The Polar Rosses: John and James Clark Ross and their Explorations.

These two Rosses, respectively uncle and nephew, were arguably the major forces in Polar exploration from Barrow’s initial enthusiasm in the 1810s through to the successful findings of the Franklin Search, that despite Barrow’s loathing for Sir John after the failure of Ross’s first search for the North West Passage. This is an excellent and well-written biography of the two men and their era of discovery.

p. 45: The Isabella, for example, carried no less than seven chronometers and an equal number of compasses of various makes. A good selection of published voyages to the northern regions, as well as reference books, were supplied for the officers’ use.

p. 46, notes that presents for Eskimos included 40 umbrellas, as well as snuff and gin.
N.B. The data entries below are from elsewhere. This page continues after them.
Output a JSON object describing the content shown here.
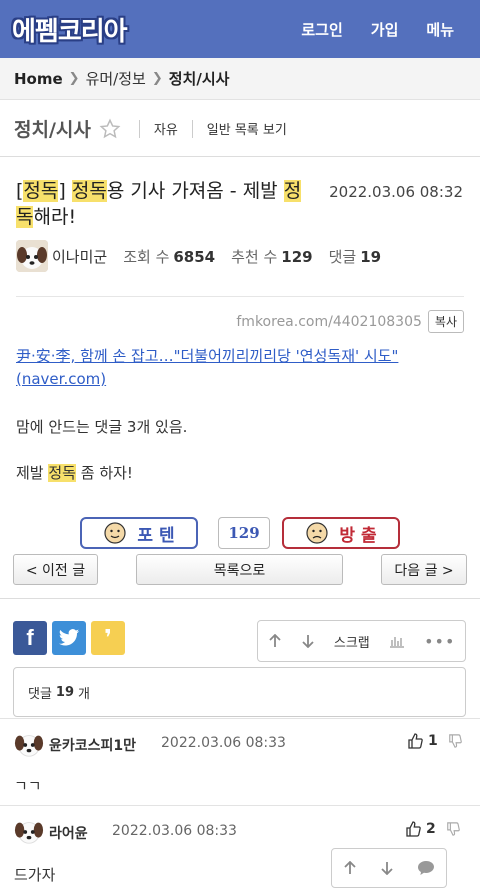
{
  "header": {
    "logo_text": "에펨코리아",
    "nav": [
      "로그인",
      "가입",
      "메뉴"
    ]
  },
  "breadcrumb": {
    "home": "Home",
    "middle": "유머/정보",
    "current": "정치/시사"
  },
  "board": {
    "title": "정치/시사",
    "links": [
      "자유",
      "일반 목록 보기"
    ]
  },
  "post": {
    "title_parts": [
      {
        "text": "[",
        "hl": false
      },
      {
        "text": "정독",
        "hl": true
      },
      {
        "text": "] ",
        "hl": false
      },
      {
        "text": "정독",
        "hl": true
      },
      {
        "text": "용 기사 가져옴 - 제발 ",
        "hl": false
      },
      {
        "text": "정독",
        "hl": true
      },
      {
        "text": "해라!",
        "hl": false
      }
    ],
    "date": "2022.03.06 08:32",
    "author": "이나미군",
    "views_label": "조회 수",
    "views": "6854",
    "recommend_label": "추천 수",
    "recommend": "129",
    "comments_label": "댓글",
    "comments": "19",
    "source_url": "fmkorea.com/4402108305",
    "copy_label": "복사",
    "news_link": "尹·安·李, 함께 손 잡고…\"더불어끼리끼리당 '연성독재' 시도\" (naver.com)",
    "body_line1": "맘에 안드는 댓글 3개 있음.",
    "body_line2_pre": "제발 ",
    "body_line2_hl": "정독",
    "body_line2_post": " 좀 하자!"
  },
  "vote": {
    "up_label": "포 텐",
    "count": "129",
    "down_label": "방 출"
  },
  "navigation": {
    "prev": "< 이전 글",
    "list": "목록으로",
    "next": "다음 글 >"
  },
  "actions": {
    "scrap": "스크랩"
  },
  "comment_summary": {
    "prefix": "댓글",
    "count": "19",
    "suffix": "개"
  },
  "comments": [
    {
      "name": "윤카코스피1만",
      "date": "2022.03.06 08:33",
      "likes": "1",
      "text": "ㄱㄱ"
    },
    {
      "name": "라어윤",
      "date": "2022.03.06 08:33",
      "likes": "2",
      "text": "드가자"
    }
  ],
  "colors": {
    "header_bg": "#5470bd",
    "highlight": "#f7e06b",
    "link": "#2f5dc7",
    "vote_up": "#4b64b6",
    "vote_down": "#b52e3a"
  }
}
p. 97, winter on North Georgia: The long cold winter was enlivened by a shipboard newspaper, called the North Georgia Gazette and Winter Chronicle, and by the theatrical productions at what was grandly called the Theatre Royal, North Georgia. James Clark Ross and the other young officers with rosy complexions, distinguished themselves in these plays by taking the female parts. On 8 December Ross played Corinna in ‘The Citizen’, on the 23rd he was Mrs. Bruin in ‘The Mayor of Garrett’ and Poll in ‘The North-West Passage; or, the Voyage Finished’; on another occasion he played Ann Lovely in an unnamed drama; he finally achieved a male part on 6 January 1820[??] playing Colonel Tivy in ‘Bon Ton; or, High Life Above Stairs’.

p. 115, preparing for the 1829-32 voyage aboard Victory (which reached the North Magnetic Pole). John Ross’s: … own two chronometers were supplemented by four others. Transit, theodolite, telescope, five sextants, two altitude instruments, four barometers, twelve thermometers, two dipping needles, several compasses, together with several instruments and books supplied by the Admiralty that had been used on other expeditions, provided everything necessary for surveys and observations.

p. 133, during winterover in 1829-30: The men dined at noon and after three or four o’clock everyone had to walk the deck beneath the roof for exercise. A volunteer school was set up from 6 to 9 p.m., providing instruction, in reading, writing, arithmetic, mathematics and navigation. Everyone attended. Three illiterate sailors provided a special challenge. Only Sunday school at 6 p.m. interrupted the day of rest.

p. 212, visiting Governor Moody at the Falklands: [Joseph Dalton] got on well with Moody, and was given the run of his library, but he mentions constant disagreement between Ross and the Governor.